• **Action item**
Go through the data and retrieve each line that includes the string "image".

----------

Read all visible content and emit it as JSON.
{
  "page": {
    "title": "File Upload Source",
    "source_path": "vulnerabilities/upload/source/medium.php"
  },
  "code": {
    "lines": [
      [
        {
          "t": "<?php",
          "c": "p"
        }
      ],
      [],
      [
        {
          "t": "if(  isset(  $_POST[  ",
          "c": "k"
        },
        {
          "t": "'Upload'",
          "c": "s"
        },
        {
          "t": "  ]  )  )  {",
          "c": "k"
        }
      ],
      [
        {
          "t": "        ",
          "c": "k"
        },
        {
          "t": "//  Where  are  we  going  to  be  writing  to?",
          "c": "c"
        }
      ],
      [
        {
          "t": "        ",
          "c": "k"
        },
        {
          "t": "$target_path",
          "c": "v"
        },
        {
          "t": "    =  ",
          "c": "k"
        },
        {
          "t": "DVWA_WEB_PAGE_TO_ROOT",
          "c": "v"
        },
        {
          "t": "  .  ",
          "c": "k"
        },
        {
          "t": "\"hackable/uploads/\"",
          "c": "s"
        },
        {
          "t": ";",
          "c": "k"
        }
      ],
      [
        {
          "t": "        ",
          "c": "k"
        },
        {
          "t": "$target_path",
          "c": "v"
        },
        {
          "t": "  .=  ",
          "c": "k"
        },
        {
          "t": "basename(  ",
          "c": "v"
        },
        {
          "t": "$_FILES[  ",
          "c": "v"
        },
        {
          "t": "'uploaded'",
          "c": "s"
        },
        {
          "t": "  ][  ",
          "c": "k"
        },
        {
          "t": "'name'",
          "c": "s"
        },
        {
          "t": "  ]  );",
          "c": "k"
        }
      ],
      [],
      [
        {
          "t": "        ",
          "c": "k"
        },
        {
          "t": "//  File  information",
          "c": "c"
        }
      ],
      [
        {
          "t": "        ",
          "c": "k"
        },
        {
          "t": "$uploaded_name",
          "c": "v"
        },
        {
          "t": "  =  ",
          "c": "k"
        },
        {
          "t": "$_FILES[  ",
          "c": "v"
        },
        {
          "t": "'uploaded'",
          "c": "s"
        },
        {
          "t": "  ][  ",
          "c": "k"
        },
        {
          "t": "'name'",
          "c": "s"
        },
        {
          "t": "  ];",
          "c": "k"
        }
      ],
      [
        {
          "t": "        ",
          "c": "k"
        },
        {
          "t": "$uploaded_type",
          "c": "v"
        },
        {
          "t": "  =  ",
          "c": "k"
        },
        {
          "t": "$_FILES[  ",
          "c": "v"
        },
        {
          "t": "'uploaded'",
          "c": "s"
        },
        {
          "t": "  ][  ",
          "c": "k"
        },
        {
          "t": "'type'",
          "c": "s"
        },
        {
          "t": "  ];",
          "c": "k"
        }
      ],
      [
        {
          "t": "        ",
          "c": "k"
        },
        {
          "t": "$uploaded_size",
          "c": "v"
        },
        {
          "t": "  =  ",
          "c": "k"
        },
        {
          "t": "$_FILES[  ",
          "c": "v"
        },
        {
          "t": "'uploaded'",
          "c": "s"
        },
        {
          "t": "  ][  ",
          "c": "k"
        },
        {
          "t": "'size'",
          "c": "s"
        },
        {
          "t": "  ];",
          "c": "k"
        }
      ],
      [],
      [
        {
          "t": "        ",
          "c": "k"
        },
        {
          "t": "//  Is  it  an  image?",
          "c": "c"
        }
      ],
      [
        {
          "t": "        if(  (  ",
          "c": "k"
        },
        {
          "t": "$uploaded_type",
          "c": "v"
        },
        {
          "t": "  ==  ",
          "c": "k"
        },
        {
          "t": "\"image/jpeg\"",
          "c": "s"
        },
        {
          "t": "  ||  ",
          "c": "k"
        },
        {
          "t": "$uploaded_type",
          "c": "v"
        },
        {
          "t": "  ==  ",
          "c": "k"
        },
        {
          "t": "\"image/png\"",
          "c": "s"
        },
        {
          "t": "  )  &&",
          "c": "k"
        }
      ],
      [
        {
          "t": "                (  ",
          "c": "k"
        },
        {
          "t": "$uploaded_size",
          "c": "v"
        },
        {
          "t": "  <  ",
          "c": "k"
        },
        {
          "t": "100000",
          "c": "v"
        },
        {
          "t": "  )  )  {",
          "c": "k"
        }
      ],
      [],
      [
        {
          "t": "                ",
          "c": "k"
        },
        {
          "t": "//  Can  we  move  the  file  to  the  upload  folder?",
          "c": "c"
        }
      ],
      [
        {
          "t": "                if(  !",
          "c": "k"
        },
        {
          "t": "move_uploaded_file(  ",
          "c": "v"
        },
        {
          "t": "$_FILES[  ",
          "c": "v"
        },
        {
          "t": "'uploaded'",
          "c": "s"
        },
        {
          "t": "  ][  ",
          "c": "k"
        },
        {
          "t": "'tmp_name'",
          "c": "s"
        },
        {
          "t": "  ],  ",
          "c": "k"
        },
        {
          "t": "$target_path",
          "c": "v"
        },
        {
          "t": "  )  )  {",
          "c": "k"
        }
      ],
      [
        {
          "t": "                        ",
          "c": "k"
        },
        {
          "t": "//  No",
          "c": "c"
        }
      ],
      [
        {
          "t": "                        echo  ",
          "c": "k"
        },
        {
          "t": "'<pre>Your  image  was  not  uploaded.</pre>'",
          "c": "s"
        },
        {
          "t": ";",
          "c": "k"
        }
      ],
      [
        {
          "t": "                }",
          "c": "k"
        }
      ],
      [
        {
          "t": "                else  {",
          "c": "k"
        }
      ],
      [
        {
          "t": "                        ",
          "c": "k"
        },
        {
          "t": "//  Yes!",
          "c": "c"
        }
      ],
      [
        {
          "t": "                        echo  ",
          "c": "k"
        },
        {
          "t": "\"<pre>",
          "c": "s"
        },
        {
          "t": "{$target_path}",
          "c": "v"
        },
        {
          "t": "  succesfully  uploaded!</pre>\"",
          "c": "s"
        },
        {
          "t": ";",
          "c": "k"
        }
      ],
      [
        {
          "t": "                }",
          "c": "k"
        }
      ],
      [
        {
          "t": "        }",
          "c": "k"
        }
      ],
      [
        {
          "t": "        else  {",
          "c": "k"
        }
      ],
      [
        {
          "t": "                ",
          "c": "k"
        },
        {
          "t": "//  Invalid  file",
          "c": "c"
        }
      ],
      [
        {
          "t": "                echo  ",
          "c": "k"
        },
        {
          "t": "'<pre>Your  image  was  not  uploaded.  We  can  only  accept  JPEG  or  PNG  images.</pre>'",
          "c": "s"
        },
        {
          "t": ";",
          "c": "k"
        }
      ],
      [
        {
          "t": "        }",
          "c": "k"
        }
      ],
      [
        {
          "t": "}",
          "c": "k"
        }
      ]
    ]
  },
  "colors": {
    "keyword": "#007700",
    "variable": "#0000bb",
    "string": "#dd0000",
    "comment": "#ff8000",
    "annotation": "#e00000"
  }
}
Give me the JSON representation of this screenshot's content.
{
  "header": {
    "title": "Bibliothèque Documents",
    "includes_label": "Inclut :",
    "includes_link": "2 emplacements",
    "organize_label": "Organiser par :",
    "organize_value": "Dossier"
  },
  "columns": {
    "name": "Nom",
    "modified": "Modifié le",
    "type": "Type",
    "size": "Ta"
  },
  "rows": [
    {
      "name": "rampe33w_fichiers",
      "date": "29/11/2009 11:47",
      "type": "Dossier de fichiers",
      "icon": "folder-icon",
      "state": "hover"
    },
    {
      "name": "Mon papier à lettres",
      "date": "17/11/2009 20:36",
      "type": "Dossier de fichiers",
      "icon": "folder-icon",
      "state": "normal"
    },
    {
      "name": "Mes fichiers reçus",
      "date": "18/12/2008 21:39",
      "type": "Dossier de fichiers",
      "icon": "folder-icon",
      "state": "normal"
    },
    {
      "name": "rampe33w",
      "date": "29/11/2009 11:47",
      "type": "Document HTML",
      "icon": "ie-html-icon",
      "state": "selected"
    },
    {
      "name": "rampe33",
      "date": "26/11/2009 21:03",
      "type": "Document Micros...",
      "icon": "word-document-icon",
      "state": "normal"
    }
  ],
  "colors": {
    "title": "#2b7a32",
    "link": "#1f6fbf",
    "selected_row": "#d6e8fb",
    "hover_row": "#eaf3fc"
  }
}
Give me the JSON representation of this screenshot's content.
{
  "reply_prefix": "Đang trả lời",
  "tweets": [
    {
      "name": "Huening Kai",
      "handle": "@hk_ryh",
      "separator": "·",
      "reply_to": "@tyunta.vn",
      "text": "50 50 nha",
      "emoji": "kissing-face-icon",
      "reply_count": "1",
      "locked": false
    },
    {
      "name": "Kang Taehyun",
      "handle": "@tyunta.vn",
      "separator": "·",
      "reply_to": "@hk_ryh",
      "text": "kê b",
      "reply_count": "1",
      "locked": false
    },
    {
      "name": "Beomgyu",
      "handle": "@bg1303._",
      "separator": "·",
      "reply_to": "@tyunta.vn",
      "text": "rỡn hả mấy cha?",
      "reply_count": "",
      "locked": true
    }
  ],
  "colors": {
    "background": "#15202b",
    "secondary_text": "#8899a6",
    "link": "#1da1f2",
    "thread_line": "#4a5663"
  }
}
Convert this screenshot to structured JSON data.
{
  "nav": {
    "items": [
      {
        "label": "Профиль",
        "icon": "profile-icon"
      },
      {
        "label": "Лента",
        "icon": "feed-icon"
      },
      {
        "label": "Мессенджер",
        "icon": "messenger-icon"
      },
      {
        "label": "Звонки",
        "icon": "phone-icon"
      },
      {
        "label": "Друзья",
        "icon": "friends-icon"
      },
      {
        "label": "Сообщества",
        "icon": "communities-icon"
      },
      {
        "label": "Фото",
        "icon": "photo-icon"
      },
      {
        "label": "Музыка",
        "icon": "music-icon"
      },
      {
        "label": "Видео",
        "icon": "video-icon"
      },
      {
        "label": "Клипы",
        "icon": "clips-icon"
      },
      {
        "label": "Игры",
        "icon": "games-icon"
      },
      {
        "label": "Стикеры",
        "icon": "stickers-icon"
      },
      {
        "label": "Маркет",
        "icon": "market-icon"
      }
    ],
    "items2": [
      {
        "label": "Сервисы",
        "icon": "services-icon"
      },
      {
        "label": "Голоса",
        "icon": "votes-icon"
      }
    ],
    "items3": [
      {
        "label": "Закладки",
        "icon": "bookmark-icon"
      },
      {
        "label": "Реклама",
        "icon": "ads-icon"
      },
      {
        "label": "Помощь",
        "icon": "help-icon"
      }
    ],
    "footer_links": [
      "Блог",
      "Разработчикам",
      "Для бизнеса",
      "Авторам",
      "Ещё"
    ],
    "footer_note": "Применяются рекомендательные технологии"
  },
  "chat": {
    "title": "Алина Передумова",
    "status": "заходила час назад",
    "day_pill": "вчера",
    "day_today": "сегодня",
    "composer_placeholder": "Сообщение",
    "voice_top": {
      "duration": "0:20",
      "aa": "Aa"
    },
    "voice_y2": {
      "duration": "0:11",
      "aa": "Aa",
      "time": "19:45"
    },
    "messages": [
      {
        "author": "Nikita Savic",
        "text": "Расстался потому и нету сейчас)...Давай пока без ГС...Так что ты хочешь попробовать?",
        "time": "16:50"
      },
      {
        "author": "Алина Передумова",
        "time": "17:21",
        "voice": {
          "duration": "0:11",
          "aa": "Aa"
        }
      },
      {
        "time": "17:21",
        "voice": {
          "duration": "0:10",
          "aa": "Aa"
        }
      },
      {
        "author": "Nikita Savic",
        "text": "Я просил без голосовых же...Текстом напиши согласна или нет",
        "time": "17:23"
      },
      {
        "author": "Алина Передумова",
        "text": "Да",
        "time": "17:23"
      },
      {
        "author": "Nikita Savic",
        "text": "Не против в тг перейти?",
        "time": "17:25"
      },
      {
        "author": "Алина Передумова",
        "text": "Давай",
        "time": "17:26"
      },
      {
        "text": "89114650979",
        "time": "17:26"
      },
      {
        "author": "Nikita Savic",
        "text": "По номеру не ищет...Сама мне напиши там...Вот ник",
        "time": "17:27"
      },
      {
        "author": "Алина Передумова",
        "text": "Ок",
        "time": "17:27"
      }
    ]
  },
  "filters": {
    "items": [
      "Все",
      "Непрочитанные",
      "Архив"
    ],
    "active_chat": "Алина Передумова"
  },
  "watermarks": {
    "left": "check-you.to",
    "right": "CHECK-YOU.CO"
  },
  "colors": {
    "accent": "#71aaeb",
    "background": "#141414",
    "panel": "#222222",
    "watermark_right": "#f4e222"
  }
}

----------

• **Solution to this exercise**
          "t": "//  Is  it  an  image?",
          "t": "\"image/jpeg\"",
          "t": "\"image/png\"",
          "t": "'<pre>Your  image  was  not  uploaded.</pre>'",
          "t": "'<pre>Your  image  was  not  uploaded.  We  can  only  accept  JPEG  or  PNG  images.</pre>'",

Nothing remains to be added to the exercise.